Latest News

January 16, 2019

A federal judge has ruled that an Oregon man was within his First Amendment rights when he referred to himself as an “engineer,” even though he was not licensed as a professional engineer. This ruling does not, in any way, weaken or change the fact that only PEs may engage in the professional practice of engineering in the state, nor that only licensed individuals may call themselves professional engineers or PEs.

January 3, 2019

NSPE’s major effort to improve public safety in the aftermath of a deadly pipeline explosion in Massachusetts has resulted in a new state law. On December 31, Governor Charlie Baker signed emergency legislation that requires a licensed professional engineer to approve plans for engineering work associated with natural gas infrastructure in the commonwealth.

December 13, 2018

NSPE has raised objections to the Environmental Protection Agency’s proposed elimination of a requirement that closed vent emissions system modifications be reviewed and sealed by a professional engineer. The objections were outlined in a public comment to the agency, which is reconsidering emission standards for the oil and natural gas sector.

November 28, 2018

Though no one wants to face disciplinary actions, it’s important to know what your professional responsibilities are if it ever happens. So NSPE has compiled information that details the self-reporting requirements of each state, including the types of information that must be shared, and thresholds that trigger them. NSPE members can access the report for free. It is available to non-members for a $9.95 fee.

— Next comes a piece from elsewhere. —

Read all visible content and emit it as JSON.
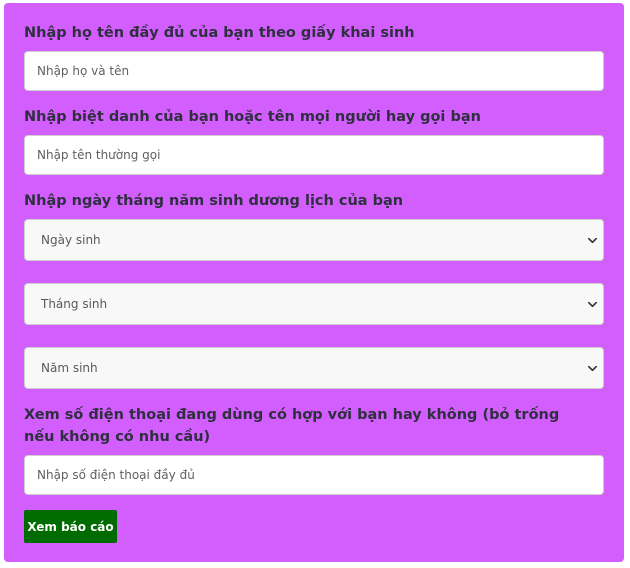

November 19, 2018

As the push for automated vehicles continues in industry and government, NSPE is once again urging the Department of Transportation to give greater attention to public safety.

November 16, 2018

The National Transportation Safety Board’s new report on the deadly pipeline explosion in Massachusetts in September calls for a significant legislative change that NSPE has strongly advocated for years: elimination of professional engineer licensure exemptions.

November 12, 2018

Which states recognize the structural engineering license? It’s one of the most common questions from professional engineers looking to market their expertise across state lines. Due to the perceived risk involved and the increased complexity of structural design requirements, many states have begun to recognize structural engineers separately from professional engineers and increase their licensing requirements.

October 31, 2018

Under the leadership of NSPE, several engineering societies have submitted a letter to the Federal Communications Commission thanking the commission for its continual use of professional engineers but requesting that the FCC revise language in public notices indicating that a licensed professional engineer does not have to have an engineering license.

The recent FCC Public Notice DA 18-887 includes a reference to a “professional engineer,” but without the requirement of licensure:

October 29, 2018

Earning a professional engineering license requires a candidate to meet specific education and experience requirements and successfully complete two exams. The education requirements vary by state. In some cases, a degree in engineering technology from an accredited program is enough; however, in others it is not.

October 11, 2018

President Trump has approved a five-year Federal Aviation Administration reauthorization that includes an NSPE-backed amendment to expand the use of qualifications-based selection on federally funded airport projects.